| AIM OF THE EXERCISE |
From the records that follow, copy every line in which "this" appears.

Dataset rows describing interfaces
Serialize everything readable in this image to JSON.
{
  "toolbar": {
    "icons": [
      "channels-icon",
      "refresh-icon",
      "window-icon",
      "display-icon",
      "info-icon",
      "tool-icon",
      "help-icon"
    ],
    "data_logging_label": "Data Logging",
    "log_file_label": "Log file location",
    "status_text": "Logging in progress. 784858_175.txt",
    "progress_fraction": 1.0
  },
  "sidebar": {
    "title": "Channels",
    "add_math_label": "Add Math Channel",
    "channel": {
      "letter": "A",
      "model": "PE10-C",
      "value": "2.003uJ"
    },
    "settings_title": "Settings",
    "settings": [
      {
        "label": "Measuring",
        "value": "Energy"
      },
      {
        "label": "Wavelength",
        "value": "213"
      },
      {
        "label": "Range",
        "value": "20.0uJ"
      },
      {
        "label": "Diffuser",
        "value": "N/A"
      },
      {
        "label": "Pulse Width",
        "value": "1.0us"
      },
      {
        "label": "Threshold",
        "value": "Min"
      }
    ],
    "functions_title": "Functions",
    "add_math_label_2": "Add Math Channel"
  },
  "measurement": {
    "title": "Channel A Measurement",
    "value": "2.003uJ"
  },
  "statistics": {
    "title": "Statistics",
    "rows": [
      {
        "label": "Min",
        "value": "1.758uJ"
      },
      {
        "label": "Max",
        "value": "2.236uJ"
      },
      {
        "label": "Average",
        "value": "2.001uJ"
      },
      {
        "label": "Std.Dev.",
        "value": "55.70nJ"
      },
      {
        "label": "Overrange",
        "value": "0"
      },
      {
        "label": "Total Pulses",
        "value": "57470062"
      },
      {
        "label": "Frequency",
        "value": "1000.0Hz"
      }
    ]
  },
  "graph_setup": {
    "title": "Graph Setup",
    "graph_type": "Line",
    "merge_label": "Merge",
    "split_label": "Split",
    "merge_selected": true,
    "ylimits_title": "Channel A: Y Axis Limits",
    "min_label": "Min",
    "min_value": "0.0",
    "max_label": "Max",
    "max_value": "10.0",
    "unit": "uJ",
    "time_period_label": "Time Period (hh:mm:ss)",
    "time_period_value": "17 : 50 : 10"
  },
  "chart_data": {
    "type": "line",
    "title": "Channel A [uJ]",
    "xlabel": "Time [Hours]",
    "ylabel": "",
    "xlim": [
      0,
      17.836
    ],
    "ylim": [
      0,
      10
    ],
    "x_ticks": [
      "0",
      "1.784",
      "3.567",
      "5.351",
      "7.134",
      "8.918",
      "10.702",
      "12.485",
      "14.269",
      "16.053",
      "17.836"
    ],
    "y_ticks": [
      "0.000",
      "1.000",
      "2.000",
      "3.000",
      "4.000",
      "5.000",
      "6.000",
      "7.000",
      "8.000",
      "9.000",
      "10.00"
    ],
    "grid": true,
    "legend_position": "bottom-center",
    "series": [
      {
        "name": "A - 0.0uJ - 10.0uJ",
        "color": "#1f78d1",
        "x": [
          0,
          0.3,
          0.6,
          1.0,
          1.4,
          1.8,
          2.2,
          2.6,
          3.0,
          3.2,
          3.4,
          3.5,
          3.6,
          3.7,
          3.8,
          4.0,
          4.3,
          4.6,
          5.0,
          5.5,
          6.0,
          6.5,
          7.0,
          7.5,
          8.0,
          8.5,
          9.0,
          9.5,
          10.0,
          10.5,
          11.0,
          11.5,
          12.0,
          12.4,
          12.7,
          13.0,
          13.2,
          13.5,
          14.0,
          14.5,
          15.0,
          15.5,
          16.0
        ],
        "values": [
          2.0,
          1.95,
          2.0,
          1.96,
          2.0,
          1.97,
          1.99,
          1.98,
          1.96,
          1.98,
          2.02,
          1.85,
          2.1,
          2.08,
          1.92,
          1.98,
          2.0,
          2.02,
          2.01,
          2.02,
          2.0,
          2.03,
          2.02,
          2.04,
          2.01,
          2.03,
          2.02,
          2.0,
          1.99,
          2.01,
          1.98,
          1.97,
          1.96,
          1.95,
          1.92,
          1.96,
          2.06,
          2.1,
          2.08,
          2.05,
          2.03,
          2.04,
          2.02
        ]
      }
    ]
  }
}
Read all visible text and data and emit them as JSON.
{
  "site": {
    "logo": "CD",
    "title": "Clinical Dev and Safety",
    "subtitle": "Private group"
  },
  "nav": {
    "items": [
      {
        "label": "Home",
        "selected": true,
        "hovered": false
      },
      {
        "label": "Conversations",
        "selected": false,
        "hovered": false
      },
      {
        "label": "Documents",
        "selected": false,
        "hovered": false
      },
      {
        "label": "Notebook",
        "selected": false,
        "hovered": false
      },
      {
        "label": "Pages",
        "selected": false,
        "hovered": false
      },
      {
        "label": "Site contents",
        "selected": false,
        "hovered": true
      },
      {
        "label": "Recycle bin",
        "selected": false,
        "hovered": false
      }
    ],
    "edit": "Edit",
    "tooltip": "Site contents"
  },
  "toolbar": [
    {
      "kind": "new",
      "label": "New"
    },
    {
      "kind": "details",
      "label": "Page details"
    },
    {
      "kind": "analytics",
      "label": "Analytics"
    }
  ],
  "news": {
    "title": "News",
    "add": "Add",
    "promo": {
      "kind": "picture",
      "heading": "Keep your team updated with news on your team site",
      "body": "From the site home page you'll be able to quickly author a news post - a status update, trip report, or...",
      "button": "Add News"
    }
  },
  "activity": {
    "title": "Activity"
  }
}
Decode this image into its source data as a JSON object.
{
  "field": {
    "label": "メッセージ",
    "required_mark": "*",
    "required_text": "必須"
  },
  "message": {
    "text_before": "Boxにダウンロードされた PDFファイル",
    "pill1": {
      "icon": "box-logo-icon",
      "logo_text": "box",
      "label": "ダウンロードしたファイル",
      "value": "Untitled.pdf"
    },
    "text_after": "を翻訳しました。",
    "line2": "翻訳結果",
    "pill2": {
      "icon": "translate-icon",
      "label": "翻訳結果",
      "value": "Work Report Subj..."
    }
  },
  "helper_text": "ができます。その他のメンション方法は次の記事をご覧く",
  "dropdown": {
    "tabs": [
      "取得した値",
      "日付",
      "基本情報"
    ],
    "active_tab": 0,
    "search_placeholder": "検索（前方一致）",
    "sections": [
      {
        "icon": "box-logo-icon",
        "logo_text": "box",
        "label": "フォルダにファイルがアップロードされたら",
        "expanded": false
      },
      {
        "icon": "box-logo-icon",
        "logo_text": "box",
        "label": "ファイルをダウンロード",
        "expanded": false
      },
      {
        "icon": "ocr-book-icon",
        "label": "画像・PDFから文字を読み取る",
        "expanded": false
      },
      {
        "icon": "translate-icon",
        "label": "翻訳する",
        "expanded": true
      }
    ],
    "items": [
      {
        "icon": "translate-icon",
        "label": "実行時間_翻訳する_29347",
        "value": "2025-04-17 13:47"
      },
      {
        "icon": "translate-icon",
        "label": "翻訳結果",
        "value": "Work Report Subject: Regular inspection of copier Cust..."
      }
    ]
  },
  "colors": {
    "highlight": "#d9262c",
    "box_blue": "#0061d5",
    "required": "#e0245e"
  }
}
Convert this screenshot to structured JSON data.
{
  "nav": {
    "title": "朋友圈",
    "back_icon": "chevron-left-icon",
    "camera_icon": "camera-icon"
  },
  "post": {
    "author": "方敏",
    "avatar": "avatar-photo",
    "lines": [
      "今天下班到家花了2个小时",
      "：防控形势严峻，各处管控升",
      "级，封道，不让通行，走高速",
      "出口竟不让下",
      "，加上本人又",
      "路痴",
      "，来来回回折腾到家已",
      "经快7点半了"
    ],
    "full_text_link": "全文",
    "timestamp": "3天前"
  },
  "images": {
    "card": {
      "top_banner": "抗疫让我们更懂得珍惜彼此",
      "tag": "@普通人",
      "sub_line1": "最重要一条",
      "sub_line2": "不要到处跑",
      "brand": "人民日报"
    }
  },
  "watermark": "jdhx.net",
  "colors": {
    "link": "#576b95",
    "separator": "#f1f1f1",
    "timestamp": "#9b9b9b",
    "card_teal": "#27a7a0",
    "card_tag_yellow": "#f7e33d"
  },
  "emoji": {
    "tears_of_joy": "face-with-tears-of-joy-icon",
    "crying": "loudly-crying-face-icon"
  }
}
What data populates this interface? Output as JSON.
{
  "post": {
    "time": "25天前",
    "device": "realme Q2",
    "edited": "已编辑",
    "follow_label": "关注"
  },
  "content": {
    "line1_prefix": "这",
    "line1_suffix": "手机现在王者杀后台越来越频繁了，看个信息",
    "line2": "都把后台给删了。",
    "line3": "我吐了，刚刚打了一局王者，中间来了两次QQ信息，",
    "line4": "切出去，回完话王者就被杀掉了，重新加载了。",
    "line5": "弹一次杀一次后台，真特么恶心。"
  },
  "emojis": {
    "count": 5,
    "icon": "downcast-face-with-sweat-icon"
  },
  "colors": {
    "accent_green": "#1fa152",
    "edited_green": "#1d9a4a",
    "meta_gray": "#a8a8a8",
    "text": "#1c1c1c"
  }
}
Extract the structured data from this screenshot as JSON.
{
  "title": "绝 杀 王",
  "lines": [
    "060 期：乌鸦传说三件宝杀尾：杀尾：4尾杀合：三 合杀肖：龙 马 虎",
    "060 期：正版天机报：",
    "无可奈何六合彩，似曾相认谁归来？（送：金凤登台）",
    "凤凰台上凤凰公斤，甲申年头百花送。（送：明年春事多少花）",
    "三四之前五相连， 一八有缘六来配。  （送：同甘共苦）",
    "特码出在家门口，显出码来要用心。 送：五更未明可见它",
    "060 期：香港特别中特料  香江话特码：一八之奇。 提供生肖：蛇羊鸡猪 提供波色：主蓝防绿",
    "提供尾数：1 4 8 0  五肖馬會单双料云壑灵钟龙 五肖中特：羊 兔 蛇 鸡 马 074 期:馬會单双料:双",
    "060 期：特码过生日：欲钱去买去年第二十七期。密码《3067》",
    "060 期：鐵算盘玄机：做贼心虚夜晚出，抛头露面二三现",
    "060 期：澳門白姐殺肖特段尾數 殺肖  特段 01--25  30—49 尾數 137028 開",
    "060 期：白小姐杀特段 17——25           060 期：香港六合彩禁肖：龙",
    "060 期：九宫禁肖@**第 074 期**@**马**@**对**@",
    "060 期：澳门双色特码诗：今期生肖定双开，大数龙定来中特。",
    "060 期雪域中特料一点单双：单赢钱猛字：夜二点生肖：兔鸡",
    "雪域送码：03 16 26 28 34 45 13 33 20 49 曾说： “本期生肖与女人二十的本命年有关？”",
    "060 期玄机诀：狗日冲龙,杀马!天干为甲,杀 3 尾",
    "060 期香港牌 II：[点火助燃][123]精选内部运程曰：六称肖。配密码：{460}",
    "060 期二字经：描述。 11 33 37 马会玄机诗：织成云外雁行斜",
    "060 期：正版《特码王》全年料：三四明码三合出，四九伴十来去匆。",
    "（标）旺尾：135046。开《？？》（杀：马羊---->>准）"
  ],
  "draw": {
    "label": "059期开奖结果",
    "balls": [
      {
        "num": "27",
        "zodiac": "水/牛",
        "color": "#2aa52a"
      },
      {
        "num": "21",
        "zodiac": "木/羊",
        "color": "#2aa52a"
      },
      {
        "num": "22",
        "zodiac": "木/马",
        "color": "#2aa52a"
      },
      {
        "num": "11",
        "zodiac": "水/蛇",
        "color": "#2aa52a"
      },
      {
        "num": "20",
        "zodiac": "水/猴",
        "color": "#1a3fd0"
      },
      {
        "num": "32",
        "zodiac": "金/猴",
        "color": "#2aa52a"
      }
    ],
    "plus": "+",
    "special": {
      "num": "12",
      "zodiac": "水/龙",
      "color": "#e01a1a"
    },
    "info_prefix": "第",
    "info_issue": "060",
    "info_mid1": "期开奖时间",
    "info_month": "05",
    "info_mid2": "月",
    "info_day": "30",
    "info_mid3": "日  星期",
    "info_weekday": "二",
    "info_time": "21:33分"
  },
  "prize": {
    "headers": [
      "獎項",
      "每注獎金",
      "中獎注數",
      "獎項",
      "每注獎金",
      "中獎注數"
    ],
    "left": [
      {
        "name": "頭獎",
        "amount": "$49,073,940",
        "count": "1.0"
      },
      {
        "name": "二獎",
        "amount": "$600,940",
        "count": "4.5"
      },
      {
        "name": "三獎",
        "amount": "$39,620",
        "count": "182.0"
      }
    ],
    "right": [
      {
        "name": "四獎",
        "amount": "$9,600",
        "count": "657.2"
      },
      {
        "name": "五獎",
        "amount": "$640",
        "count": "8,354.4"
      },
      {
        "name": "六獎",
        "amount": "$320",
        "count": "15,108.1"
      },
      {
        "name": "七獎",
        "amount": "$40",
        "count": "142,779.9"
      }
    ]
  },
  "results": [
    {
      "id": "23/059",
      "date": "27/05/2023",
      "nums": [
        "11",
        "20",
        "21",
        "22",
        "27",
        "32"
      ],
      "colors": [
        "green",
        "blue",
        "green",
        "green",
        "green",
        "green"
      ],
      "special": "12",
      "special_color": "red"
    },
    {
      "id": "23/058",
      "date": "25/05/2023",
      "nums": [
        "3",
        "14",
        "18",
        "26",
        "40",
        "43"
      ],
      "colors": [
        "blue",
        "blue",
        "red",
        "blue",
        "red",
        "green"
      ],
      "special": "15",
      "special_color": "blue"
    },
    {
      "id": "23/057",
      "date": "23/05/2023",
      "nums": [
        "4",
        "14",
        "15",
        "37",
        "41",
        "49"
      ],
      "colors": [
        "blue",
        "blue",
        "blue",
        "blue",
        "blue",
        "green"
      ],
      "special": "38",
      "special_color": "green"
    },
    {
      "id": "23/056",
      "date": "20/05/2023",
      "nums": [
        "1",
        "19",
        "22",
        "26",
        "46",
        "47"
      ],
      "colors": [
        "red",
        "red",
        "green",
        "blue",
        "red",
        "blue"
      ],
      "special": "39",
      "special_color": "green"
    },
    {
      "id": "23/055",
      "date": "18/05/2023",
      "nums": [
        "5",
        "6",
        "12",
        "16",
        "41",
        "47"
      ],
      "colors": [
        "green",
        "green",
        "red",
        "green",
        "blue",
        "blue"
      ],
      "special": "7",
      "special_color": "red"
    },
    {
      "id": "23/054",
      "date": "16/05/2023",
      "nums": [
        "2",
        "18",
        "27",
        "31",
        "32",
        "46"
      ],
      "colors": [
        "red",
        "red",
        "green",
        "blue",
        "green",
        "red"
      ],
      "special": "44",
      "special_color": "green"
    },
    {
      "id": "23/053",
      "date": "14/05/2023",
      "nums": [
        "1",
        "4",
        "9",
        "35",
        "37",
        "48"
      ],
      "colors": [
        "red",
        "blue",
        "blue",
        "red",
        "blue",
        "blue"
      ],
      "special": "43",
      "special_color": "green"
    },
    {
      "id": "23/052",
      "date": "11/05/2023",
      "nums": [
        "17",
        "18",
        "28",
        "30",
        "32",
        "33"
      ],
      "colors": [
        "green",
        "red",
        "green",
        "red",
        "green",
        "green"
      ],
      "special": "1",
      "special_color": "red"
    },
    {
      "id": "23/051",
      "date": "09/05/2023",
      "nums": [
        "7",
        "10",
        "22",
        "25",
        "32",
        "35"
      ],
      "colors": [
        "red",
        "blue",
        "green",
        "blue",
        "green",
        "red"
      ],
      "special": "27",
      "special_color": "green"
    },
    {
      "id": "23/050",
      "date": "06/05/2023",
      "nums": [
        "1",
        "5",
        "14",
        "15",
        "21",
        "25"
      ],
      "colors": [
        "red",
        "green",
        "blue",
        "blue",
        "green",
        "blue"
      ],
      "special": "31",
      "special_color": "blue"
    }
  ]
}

| TASK RESULT |
Serialize everything readable in this image to JSON.
Decode this image into its source data as a JSON object.
Convert this screenshot to structured JSON data.
What data populates this interface? Output as JSON.
Extract the structured data from this screenshot as JSON.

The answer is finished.